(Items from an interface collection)
[Start of section]

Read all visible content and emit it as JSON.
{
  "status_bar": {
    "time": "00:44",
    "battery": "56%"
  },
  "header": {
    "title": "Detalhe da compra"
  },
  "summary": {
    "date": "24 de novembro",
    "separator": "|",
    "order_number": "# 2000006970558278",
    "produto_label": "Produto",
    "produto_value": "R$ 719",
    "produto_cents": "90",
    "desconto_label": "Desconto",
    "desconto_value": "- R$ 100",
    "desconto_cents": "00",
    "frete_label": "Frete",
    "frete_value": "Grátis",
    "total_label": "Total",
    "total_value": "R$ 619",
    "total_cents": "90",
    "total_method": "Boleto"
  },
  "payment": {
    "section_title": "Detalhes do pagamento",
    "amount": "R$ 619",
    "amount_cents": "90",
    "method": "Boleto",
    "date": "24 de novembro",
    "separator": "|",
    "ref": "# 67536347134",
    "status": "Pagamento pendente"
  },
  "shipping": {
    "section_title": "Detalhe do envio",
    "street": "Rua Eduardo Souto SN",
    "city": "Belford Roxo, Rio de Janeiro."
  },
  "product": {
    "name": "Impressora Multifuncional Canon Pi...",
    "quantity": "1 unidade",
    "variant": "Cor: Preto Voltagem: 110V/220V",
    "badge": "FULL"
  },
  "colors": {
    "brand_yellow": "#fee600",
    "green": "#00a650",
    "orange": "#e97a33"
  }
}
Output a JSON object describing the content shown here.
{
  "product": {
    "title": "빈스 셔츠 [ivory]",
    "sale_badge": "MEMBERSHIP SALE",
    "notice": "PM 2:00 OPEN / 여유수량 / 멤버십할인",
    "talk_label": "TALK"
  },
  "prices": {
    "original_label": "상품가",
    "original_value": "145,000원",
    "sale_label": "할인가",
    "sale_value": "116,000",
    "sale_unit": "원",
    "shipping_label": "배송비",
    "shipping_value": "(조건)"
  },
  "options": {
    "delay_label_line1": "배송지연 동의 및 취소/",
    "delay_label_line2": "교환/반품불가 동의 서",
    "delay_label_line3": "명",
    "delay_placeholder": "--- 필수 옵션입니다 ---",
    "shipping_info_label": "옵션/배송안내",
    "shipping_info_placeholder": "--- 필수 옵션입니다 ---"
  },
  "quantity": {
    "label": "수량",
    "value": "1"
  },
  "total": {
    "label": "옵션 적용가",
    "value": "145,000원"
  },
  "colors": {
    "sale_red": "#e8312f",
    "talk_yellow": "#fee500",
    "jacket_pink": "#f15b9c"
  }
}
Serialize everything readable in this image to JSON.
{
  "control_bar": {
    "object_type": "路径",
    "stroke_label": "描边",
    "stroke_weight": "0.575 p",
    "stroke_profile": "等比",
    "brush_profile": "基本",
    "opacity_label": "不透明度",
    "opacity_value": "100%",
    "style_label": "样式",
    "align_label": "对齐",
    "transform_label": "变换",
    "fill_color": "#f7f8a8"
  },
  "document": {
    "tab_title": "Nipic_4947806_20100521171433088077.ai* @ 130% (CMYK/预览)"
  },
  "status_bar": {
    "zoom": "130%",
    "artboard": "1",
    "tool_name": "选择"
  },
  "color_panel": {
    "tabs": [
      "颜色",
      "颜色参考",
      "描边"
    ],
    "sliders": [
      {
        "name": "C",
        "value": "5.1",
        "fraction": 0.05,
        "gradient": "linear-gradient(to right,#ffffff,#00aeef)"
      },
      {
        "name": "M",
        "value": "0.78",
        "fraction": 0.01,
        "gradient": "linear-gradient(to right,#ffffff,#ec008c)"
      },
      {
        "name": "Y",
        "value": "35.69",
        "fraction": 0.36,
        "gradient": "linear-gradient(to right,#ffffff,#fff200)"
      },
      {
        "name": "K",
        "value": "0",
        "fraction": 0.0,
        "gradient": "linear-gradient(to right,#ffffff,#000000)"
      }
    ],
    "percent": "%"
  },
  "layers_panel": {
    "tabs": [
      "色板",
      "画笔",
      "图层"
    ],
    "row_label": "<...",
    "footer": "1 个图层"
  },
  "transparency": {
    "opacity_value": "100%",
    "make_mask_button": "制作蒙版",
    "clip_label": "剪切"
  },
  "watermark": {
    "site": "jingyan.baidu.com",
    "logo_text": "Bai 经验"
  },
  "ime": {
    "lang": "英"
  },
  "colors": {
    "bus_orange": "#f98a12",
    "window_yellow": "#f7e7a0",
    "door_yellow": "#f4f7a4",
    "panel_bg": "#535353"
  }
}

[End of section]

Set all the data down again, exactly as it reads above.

Read all visible content and emit it as JSON.
{
  "status_bar": {
    "time": "00:44",
    "battery": "56%"
  },
  "header": {
    "title": "Detalhe da compra"
  },
  "summary": {
    "date": "24 de novembro",
    "separator": "|",
    "order_number": "# 2000006970558278",
    "produto_label": "Produto",
    "produto_value": "R$ 719",
    "produto_cents": "90",
    "desconto_label": "Desconto",
    "desconto_value": "- R$ 100",
    "desconto_cents": "00",
    "frete_label": "Frete",
    "frete_value": "Grátis",
    "total_label": "Total",
    "total_value": "R$ 619",
    "total_cents": "90",
    "total_method": "Boleto"
  },
  "payment": {
    "section_title": "Detalhes do pagamento",
    "amount": "R$ 619",
    "amount_cents": "90",
    "method": "Boleto",
    "date": "24 de novembro",
    "separator": "|",
    "ref": "# 67536347134",
    "status": "Pagamento pendente"
  },
  "shipping": {
    "section_title": "Detalhe do envio",
    "street": "Rua Eduardo Souto SN",
    "city": "Belford Roxo, Rio de Janeiro."
  },
  "product": {
    "name": "Impressora Multifuncional Canon Pi...",
    "quantity": "1 unidade",
    "variant": "Cor: Preto Voltagem: 110V/220V",
    "badge": "FULL"
  },
  "colors": {
    "brand_yellow": "#fee600",
    "green": "#00a650",
    "orange": "#e97a33"
  }
}
Output a JSON object describing the content shown here.
{
  "product": {
    "title": "빈스 셔츠 [ivory]",
    "sale_badge": "MEMBERSHIP SALE",
    "notice": "PM 2:00 OPEN / 여유수량 / 멤버십할인",
    "talk_label": "TALK"
  },
  "prices": {
    "original_label": "상품가",
    "original_value": "145,000원",
    "sale_label": "할인가",
    "sale_value": "116,000",
    "sale_unit": "원",
    "shipping_label": "배송비",
    "shipping_value": "(조건)"
  },
  "options": {
    "delay_label_line1": "배송지연 동의 및 취소/",
    "delay_label_line2": "교환/반품불가 동의 서",
    "delay_label_line3": "명",
    "delay_placeholder": "--- 필수 옵션입니다 ---",
    "shipping_info_label": "옵션/배송안내",
    "shipping_info_placeholder": "--- 필수 옵션입니다 ---"
  },
  "quantity": {
    "label": "수량",
    "value": "1"
  },
  "total": {
    "label": "옵션 적용가",
    "value": "145,000원"
  },
  "colors": {
    "sale_red": "#e8312f",
    "talk_yellow": "#fee500",
    "jacket_pink": "#f15b9c"
  }
}
Serialize everything readable in this image to JSON.
{
  "control_bar": {
    "object_type": "路径",
    "stroke_label": "描边",
    "stroke_weight": "0.575 p",
    "stroke_profile": "等比",
    "brush_profile": "基本",
    "opacity_label": "不透明度",
    "opacity_value": "100%",
    "style_label": "样式",
    "align_label": "对齐",
    "transform_label": "变换",
    "fill_color": "#f7f8a8"
  },
  "document": {
    "tab_title": "Nipic_4947806_20100521171433088077.ai* @ 130% (CMYK/预览)"
  },
  "status_bar": {
    "zoom": "130%",
    "artboard": "1",
    "tool_name": "选择"
  },
  "color_panel": {
    "tabs": [
      "颜色",
      "颜色参考",
      "描边"
    ],
    "sliders": [
      {
        "name": "C",
        "value": "5.1",
        "fraction": 0.05,
        "gradient": "linear-gradient(to right,#ffffff,#00aeef)"
      },
      {
        "name": "M",
        "value": "0.78",
        "fraction": 0.01,
        "gradient": "linear-gradient(to right,#ffffff,#ec008c)"
      },
      {
        "name": "Y",
        "value": "35.69",
        "fraction": 0.36,
        "gradient": "linear-gradient(to right,#ffffff,#fff200)"
      },
      {
        "name": "K",
        "value": "0",
        "fraction": 0.0,
        "gradient": "linear-gradient(to right,#ffffff,#000000)"
      }
    ],
    "percent": "%"
  },
  "layers_panel": {
    "tabs": [
      "色板",
      "画笔",
      "图层"
    ],
    "row_label": "<...",
    "footer": "1 个图层"
  },
  "transparency": {
    "opacity_value": "100%",
    "make_mask_button": "制作蒙版",
    "clip_label": "剪切"
  },
  "watermark": {
    "site": "jingyan.baidu.com",
    "logo_text": "Bai 经验"
  },
  "ime": {
    "lang": "英"
  },
  "colors": {
    "bus_orange": "#f98a12",
    "window_yellow": "#f7e7a0",
    "door_yellow": "#f4f7a4",
    "panel_bg": "#535353"
  }
}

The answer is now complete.